Aripiprazole and ziprasidone are 2 antipsychotic medications that are relatively devoid of the metabolic adverse effects associated with the second-generation antipsychotics. This study aimed to evaluate the effectiveness of switching to ziprasidone in patients who had insufficient response or intolerance to aripiprazole for the treatment of schizophrenia.
Nineteen patients receiving aripiprazole treatment for schizophrenia participated in this open-label 12-week study. Outcome measures included the Positive and Negative Syndrome Scale, Social and Occupational Functioning Assessment Scale, Calgary Depression Scale for Schizophrenia, Beck Depression Inventory, and Subjective Well-being under Neuroleptics Scale. Safety measures included metabolic parameters and scales to evaluate extrapyramidal adverse effects.
After switching to ziprasidone from aripiprazole, significant improvement of scores on the negative symptom subscale of the Positive and Negative Syndrome Scale, the Social and Occupational Functioning Assessment Scale, the Calgary Depression Scale for Schizophrenia, and the Beck Depression Inventory were observed at the study end point evaluation. Metabolic parameters including body weight, waist and hip circumferences, fasting blood glucose, and alanine aminotransferase showed statistically significant decreases. However, serum prolactin levels were significantly increased, and sedation was the most common adverse event.

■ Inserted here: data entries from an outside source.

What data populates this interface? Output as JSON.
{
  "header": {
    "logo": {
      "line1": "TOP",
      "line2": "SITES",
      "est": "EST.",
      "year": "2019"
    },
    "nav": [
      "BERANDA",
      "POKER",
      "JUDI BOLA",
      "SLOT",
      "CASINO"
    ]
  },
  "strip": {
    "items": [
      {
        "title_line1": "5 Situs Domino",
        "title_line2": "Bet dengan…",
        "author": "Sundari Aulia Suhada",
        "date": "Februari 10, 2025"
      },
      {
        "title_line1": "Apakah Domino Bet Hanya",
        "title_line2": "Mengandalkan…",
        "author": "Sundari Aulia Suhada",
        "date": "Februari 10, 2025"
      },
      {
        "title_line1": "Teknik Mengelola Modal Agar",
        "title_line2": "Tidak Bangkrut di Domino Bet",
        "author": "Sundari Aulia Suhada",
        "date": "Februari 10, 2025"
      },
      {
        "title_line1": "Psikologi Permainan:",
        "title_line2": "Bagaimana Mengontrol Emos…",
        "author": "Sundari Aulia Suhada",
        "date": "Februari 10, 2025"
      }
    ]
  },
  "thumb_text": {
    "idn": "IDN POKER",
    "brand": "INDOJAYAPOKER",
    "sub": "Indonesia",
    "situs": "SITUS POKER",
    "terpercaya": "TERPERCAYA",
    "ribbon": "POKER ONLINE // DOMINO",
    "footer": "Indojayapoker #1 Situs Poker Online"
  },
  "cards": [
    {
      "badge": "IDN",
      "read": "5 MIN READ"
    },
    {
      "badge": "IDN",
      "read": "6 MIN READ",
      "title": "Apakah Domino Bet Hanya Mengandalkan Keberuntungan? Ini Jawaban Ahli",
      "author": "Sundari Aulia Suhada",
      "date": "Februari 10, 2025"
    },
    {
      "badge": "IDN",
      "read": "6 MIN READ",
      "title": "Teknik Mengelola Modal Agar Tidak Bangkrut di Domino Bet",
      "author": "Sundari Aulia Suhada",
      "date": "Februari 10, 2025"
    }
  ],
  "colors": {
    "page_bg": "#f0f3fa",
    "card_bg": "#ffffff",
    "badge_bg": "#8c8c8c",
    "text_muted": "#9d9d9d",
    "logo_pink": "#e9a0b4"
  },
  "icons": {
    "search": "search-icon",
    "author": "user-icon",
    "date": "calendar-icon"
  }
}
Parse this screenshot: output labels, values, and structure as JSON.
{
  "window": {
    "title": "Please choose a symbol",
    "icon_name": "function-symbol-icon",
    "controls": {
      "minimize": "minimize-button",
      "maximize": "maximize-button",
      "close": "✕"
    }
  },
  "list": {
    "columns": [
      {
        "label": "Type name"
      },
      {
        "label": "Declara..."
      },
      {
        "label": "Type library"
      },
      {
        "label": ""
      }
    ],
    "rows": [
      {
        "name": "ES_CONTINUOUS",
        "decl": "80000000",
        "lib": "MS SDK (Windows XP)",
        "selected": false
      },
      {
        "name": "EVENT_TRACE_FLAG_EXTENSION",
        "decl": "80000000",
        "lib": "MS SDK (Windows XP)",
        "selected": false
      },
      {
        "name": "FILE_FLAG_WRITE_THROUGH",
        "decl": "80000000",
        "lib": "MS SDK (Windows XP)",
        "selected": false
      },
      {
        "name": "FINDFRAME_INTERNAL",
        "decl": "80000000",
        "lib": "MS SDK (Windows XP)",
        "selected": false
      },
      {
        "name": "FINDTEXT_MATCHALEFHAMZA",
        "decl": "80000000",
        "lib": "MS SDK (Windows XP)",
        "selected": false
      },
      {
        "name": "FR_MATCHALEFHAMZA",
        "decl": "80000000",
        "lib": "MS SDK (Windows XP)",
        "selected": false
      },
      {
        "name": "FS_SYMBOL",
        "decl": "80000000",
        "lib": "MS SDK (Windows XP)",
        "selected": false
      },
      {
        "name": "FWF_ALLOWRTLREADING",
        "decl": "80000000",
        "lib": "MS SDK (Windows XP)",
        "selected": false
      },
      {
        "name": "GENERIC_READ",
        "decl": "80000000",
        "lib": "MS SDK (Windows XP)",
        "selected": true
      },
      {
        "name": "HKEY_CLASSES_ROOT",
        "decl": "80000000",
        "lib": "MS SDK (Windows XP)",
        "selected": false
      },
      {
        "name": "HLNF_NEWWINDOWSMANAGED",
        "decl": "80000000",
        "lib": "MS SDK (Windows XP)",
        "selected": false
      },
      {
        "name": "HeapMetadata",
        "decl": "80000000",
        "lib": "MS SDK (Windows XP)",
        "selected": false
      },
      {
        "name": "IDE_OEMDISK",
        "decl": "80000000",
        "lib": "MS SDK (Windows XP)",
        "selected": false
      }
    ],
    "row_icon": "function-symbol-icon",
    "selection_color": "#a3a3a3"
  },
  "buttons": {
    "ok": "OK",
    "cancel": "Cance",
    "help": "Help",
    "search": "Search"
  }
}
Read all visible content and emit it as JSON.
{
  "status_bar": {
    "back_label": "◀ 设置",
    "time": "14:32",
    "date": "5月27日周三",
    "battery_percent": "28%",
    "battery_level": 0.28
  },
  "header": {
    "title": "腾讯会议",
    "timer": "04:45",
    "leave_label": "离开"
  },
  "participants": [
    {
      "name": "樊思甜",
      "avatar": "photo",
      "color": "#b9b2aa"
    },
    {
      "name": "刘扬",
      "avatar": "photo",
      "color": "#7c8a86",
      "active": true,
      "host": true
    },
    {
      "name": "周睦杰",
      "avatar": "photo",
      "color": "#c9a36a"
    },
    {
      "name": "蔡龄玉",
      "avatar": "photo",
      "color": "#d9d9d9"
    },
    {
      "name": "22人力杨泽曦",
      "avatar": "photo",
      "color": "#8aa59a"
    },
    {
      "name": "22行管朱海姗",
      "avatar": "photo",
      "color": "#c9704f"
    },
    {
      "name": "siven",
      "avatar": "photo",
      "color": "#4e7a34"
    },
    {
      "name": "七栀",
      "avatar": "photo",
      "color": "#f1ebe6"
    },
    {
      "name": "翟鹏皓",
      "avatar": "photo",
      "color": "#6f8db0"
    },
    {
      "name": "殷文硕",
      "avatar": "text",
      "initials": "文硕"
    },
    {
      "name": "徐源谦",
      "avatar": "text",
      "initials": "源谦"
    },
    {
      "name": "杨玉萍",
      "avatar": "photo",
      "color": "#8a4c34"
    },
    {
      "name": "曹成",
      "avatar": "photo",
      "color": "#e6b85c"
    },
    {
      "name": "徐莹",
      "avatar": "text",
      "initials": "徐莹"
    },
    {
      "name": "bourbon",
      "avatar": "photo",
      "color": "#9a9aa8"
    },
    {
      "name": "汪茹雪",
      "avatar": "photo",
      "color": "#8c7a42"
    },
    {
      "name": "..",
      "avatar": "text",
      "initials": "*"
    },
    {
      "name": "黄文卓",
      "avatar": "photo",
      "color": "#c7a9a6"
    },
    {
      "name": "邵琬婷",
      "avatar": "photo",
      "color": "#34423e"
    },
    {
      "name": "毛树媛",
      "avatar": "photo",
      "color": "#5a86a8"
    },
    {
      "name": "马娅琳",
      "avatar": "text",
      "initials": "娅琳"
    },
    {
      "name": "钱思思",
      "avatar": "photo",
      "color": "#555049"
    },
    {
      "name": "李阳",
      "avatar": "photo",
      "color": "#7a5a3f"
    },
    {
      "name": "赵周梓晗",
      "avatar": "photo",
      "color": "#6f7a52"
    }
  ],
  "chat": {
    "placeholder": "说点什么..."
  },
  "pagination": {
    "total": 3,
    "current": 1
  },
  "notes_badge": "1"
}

Switching to ziprasidone in patients with schizophrenia who showed insufficient response or intolerance to aripiprazole improved depression, negative symptoms, and metabolic disturbances. However, sedation and hyperprolactinemia were commonly associated with the switch to ziprasidone.